Not long after, the Sooners ran their version of inverted veer. Manek heads to the hoop, and Texas Tech’s two defenders follow him to the hoop. That leaves Christian James wide open for the three. Baylor will need to communicate to prevent Tech’s fate:

During the Buddy Hield era, the Sooners would run a floppy set out of their veer action to get Hield open. The Sooners can still dial up those looks, and they often get Young open out of floppy. The Bears need to be sure if they’re switching off-ball action and other looks. Oklahoma’s built to punish slight mistakes.

I wrote yesterday that I think it’s time for Baylor to play small. One big reason is that Baylor would be able to switch 1-4. The Sooners run high pick-and-rolls and when teams hard hedge, Young can turn the corner and get to the rim. Kansas State did a nice job containing Young, to a degree, by hard heding. But the Bears almost never hedge, and when they tried to do that in Lawrence, it went poorly:

Alabama looked about the same as Baylor when they tried to hedge, but maybe this is just a reason a soft hedge is the problem. I’d still be nervous about implementing a new scheme against a team that’s so good scoring out of the pick-and-roll:

When opponent’s weak, he can attack and find open rollers.
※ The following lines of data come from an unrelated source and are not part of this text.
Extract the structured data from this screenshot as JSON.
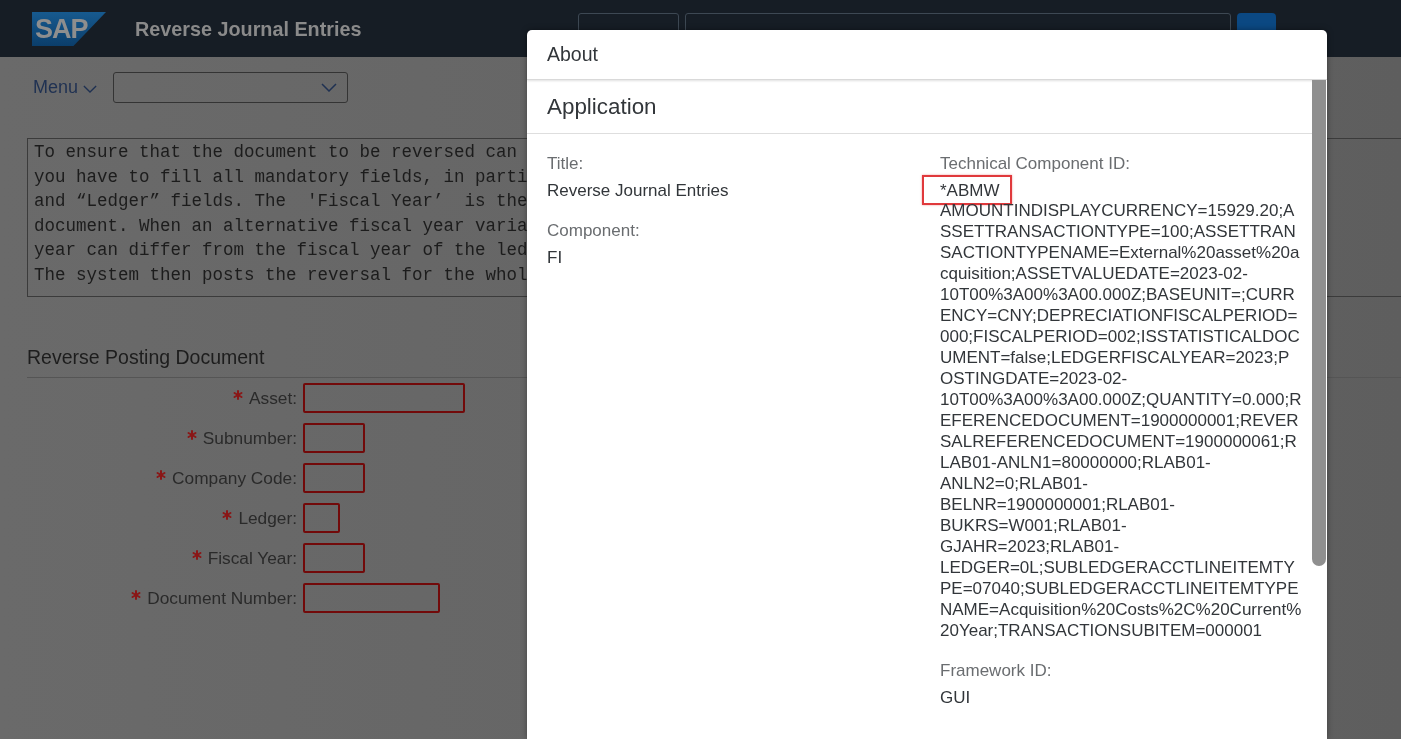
{
  "header": {
    "logo": "SAP",
    "title": "Reverse Journal Entries"
  },
  "toolbar": {
    "menu": "Menu"
  },
  "note": {
    "lines": [
      "To ensure that the document to be reversed can",
      "you have to fill all mandatory fields, in parti",
      "and “Ledger” fields. The  'Fiscal Year’  is the",
      "document. When an alternative fiscal year varia",
      "year can differ from the fiscal year of the led",
      "The system then posts the reversal for the whol"
    ]
  },
  "form": {
    "title": "Reverse Posting Document",
    "fields": [
      {
        "label": "Asset:",
        "required": true,
        "invalid": true
      },
      {
        "label": "Subnumber:",
        "required": true,
        "invalid": true
      },
      {
        "label": "Company Code:",
        "required": true,
        "invalid": true
      },
      {
        "label": "Ledger:",
        "required": true,
        "invalid": true
      },
      {
        "label": "Fiscal Year:",
        "required": true,
        "invalid": true
      },
      {
        "label": "Document Number:",
        "required": true,
        "invalid": true
      }
    ]
  },
  "dialog": {
    "title": "About",
    "section": "Application",
    "columns": [
      [
        {
          "label": "Title:",
          "value": "Reverse Journal Entries"
        },
        {
          "label": "Component:",
          "value": "FI"
        }
      ],
      [
        {
          "label": "Technical Component ID:",
          "code": {
            "text": "*ABMW",
            "highlighted": true
          },
          "value": "AMOUNTINDISPLAYCURRENCY=15929.20;ASSETTRANSACTIONTYPE=100;ASSETTRANSACTIONTYPENAME=External%20asset%20acquisition;ASSETVALUEDATE=2023-02-10T00%3A00%3A00.000Z;BASEUNIT=;CURRENCY=CNY;DEPRECIATIONFISCALPERIOD=000;FISCALPERIOD=002;ISSTATISTICALDOCUMENT=false;LEDGERFISCALYEAR=2023;POSTINGDATE=2023-02-10T00%3A00%3A00.000Z;QUANTITY=0.000;REFERENCEDOCUMENT=1900000001;REVERSALREFERENCEDOCUMENT=1900000061;RLAB01-ANLN1=80000000;RLAB01-ANLN2=0;RLAB01-BELNR=1900000001;RLAB01-BUKRS=W001;RLAB01-GJAHR=2023;RLAB01-LEDGER=0L;SUBLEDGERACCTLINEITEMTYPE=07040;SUBLEDGERACCTLINEITEMTYPENAME=Acquisition%20Costs%2C%20Current%20Year;TRANSACTIONSUBITEM=000001"
        },
        {
          "label": "Framework ID:",
          "value": "GUI"
        }
      ]
    ]
  }
}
When they switch he can exploit match-ups. But if Young wants to dance and wins, then we’ll understand TCU’s pain:

The Bears might consider going to a box and one, triangle and two or stay glued to Young. Lindsey did that two years ago against Niang. Alabama did a decent job having different guards stay glued to Young. But Oklahoma also missed a few open shots during a stretch late in the second half. They didn’t have too many terrible possessions during that stretch.


When Oklahoma and Young hit shots, they’re nearly unstoppable. They can space the floor and rain threes against event the best defenses. If they can stay close, they’re usually good for making a run, as evidenced by starting 0-of-10 from deep against Texas Tech but still winning 75-65.

The Bears are due to get wildly hot from three. Their 25.5% 3-point mark in conference play would rank last nationally over the course of a full season. Maybe Lecomte runs to form and King McClure goes wild.

Baylor’s not been able to get hot from three though. Even if they can shoot pretty well, Oklahoma seems likely to shoot a bit better. The Bears need a bad game from Young or a wild night from deep. It’s hard to bet on either of those things happening. I’d like to be wrong, and I certainly was in recognizing how good Young would be in college, so maybe I’ll be wrong about the Sooner’s season again. But I have Oklahoma winning 78-66.

Season Prediction Record: 17-4

Prediction Against the Spread: 8-5